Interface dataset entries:
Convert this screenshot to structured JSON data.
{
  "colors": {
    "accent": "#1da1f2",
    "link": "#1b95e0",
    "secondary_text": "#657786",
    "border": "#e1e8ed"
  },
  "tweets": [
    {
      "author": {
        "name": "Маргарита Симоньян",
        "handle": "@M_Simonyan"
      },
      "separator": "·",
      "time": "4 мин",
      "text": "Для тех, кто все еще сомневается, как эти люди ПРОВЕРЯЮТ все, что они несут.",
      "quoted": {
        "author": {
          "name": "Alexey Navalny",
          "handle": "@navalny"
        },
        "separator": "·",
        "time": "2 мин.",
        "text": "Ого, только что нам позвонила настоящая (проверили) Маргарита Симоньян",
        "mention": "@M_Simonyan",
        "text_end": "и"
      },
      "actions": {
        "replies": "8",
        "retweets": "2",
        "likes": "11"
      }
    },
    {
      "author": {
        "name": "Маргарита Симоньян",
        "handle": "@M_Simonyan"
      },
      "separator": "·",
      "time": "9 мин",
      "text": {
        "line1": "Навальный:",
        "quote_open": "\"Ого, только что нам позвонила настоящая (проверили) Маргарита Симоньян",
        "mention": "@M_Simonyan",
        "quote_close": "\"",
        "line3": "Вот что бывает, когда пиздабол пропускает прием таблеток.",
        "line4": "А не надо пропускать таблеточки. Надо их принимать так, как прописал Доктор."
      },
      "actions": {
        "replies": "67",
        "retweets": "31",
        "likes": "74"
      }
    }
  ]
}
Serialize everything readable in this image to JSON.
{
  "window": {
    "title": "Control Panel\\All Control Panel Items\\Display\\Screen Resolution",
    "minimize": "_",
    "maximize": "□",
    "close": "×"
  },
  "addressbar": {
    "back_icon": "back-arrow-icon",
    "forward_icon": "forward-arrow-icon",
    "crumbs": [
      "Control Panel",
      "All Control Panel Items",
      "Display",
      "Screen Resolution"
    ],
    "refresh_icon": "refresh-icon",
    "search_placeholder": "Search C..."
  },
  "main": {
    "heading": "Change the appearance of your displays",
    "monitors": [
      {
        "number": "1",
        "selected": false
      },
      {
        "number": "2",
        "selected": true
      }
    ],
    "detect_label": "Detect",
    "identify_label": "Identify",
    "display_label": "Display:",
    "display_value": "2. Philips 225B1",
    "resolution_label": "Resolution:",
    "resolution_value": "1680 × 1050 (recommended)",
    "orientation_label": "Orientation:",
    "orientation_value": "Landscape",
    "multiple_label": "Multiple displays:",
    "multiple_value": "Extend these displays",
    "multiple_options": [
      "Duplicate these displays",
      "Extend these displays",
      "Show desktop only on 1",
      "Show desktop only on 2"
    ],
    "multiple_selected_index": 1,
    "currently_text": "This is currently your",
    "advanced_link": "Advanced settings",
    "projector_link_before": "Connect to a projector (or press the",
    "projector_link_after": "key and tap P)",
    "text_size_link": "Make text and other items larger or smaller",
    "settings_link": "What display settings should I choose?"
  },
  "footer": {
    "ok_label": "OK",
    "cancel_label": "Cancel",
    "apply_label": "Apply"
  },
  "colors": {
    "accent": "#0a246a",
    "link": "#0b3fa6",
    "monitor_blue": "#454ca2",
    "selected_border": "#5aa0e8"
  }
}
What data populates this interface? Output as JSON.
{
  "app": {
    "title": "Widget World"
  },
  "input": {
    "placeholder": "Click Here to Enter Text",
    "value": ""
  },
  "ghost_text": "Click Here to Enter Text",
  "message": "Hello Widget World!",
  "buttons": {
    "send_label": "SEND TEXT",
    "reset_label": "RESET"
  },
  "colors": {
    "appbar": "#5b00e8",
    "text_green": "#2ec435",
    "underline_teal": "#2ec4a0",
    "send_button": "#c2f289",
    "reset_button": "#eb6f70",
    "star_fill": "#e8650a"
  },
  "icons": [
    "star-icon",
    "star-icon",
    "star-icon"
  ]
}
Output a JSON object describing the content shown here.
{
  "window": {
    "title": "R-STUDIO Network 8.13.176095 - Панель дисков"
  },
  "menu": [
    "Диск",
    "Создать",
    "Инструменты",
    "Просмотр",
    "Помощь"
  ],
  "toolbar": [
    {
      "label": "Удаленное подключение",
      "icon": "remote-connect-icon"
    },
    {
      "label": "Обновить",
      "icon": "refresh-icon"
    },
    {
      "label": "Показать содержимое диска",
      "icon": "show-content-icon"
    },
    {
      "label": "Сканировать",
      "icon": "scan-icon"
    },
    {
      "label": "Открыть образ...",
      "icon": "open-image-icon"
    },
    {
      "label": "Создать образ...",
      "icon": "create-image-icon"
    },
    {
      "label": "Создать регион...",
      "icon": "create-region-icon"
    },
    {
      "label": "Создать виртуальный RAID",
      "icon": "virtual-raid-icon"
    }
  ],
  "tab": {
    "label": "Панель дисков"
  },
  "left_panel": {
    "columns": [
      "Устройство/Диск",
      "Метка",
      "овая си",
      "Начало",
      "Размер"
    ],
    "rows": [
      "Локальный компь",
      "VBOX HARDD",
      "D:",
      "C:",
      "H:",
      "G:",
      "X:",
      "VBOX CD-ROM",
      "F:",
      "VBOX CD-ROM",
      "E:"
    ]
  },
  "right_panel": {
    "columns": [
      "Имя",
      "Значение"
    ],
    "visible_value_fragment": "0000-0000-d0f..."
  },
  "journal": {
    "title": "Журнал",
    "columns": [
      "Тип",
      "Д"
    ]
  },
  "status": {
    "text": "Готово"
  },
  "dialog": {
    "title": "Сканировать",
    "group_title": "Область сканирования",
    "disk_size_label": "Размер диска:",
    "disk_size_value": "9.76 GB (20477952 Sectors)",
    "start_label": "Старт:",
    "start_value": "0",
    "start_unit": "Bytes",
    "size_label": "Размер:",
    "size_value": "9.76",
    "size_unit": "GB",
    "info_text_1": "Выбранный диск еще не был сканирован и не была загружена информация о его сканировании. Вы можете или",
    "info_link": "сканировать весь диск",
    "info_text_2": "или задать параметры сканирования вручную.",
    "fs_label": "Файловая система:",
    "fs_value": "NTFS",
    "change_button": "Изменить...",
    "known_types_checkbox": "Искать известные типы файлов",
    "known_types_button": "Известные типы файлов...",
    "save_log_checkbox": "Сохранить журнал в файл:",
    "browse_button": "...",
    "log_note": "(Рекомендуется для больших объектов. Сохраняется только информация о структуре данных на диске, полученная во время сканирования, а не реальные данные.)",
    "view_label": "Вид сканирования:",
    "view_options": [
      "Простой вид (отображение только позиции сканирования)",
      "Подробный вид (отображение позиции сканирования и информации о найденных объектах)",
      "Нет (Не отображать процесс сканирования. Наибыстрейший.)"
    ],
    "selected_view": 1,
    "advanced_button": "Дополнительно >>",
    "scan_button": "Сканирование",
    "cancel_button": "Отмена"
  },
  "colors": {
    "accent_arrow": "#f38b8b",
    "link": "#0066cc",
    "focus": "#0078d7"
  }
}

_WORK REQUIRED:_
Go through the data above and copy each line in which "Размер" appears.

_TASK RESULT:_
      "Размер"
    "disk_size_label": "Размер диска:",
    "size_label": "Размер:",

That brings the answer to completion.